You write:
“Of course with intermeshing propellers, the failure of a belt takes out both propellers. Can you see any benefit in staggering the propellers enough to avoid such a clash? This would leave 3 propellers and 2 power units functional in the event of such a failure. It would also eliminate the cost and debris created by clashing propellers."
Torque is one obvious problem with a 3 propeller system.”



In the drawing with the propellers (this page, a few posts ago) the propellers are shown staggering: the blue propeller hub is longer than the red propeller hub. This prevents the propellers from collision in case of a broken toothed belt. It also allows somewhat longer blades.

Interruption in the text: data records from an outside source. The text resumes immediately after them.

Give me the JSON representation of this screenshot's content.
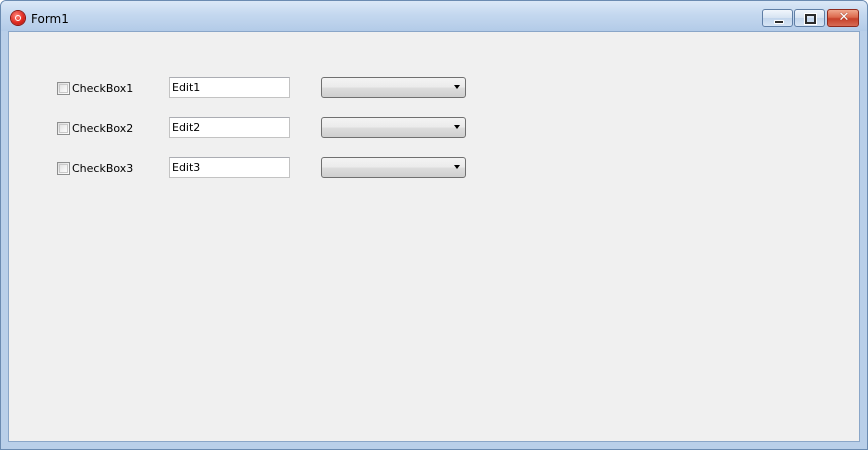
{
  "window": {
    "title": "Form1",
    "icon": "app-icon"
  },
  "caption_buttons": {
    "minimize_icon": "minimize-icon",
    "maximize_icon": "maximize-icon",
    "close_icon": "close-icon",
    "close_glyph": "✕"
  },
  "form": {
    "rows": [
      {
        "checkbox": {
          "label": "CheckBox1",
          "checked": false
        },
        "edit": {
          "value": "Edit1"
        },
        "combo": {
          "value": ""
        }
      },
      {
        "checkbox": {
          "label": "CheckBox2",
          "checked": false
        },
        "edit": {
          "value": "Edit2"
        },
        "combo": {
          "value": ""
        }
      },
      {
        "checkbox": {
          "label": "CheckBox3",
          "checked": false
        },
        "edit": {
          "value": "Edit3"
        },
        "combo": {
          "value": ""
        }
      }
    ]
  }
}
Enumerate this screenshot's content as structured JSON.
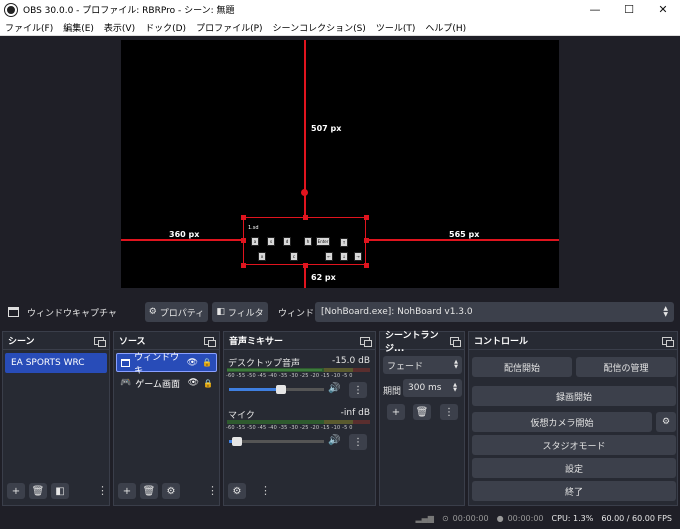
{
  "window": {
    "title": "OBS 30.0.0 - プロファイル: RBRPro - シーン: 無題",
    "minimize": "—",
    "maximize": "☐",
    "close": "✕"
  },
  "menu": [
    "ファイル(F)",
    "編集(E)",
    "表示(V)",
    "ドック(D)",
    "プロファイル(P)",
    "シーンコレクション(S)",
    "ツール(T)",
    "ヘルプ(H)"
  ],
  "preview": {
    "top_distance": "507 px",
    "left_distance": "360 px",
    "right_distance": "565 px",
    "bottom_distance": "62 px",
    "overlay_label": "1.sd",
    "keys": [
      "a",
      "s",
      "d",
      "h",
      "Enter",
      "↑",
      "x",
      "c",
      "←",
      "↓",
      "→"
    ]
  },
  "source_toolbar": {
    "selected_source": "ウィンドウキャプチャ",
    "properties_button": "プロパティ",
    "filters_button": "フィルタ",
    "window_label": "ウィンドウ",
    "window_value": "[NohBoard.exe]: NohBoard v1.3.0"
  },
  "scenes": {
    "title": "シーン",
    "items": [
      "EA SPORTS WRC"
    ]
  },
  "sources": {
    "title": "ソース",
    "items": [
      "ウィンドウキ",
      "ゲーム画面"
    ]
  },
  "mixer": {
    "title": "音声ミキサー",
    "scale": "-60 -55 -50 -45 -40 -35 -30 -25 -20 -15 -10 -5 0",
    "channels": [
      {
        "name": "デスクトップ音声",
        "level": "-15.0 dB",
        "volume": 0.55
      },
      {
        "name": "マイク",
        "level": "-inf dB",
        "volume": 0.08
      }
    ]
  },
  "transitions": {
    "title": "シーントランジ...",
    "type": "フェード",
    "duration_label": "期間",
    "duration_value": "300 ms"
  },
  "controls": {
    "title": "コントロール",
    "start_streaming": "配信開始",
    "manage_stream": "配信の管理",
    "start_recording": "録画開始",
    "start_virtualcam": "仮想カメラ開始",
    "studio_mode": "スタジオモード",
    "settings": "設定",
    "exit": "終了"
  },
  "status": {
    "stream_time": "00:00:00",
    "record_time": "00:00:00",
    "cpu": "CPU: 1.3%",
    "fps": "60.00 / 60.00 FPS"
  },
  "colors": {
    "accent": "#e0141e",
    "selected": "#284cb8",
    "panel": "#272a33",
    "background": "#1f1f27"
  }
}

In case of a broken belt or propeller, the respective engine has to shut down because otherwise the unbalanced reaction torque will spin the pilot about his/her long axis.
With the one only engine running, the pilot has to land safely as soon as possible.

Thanks
Manolis Pattakos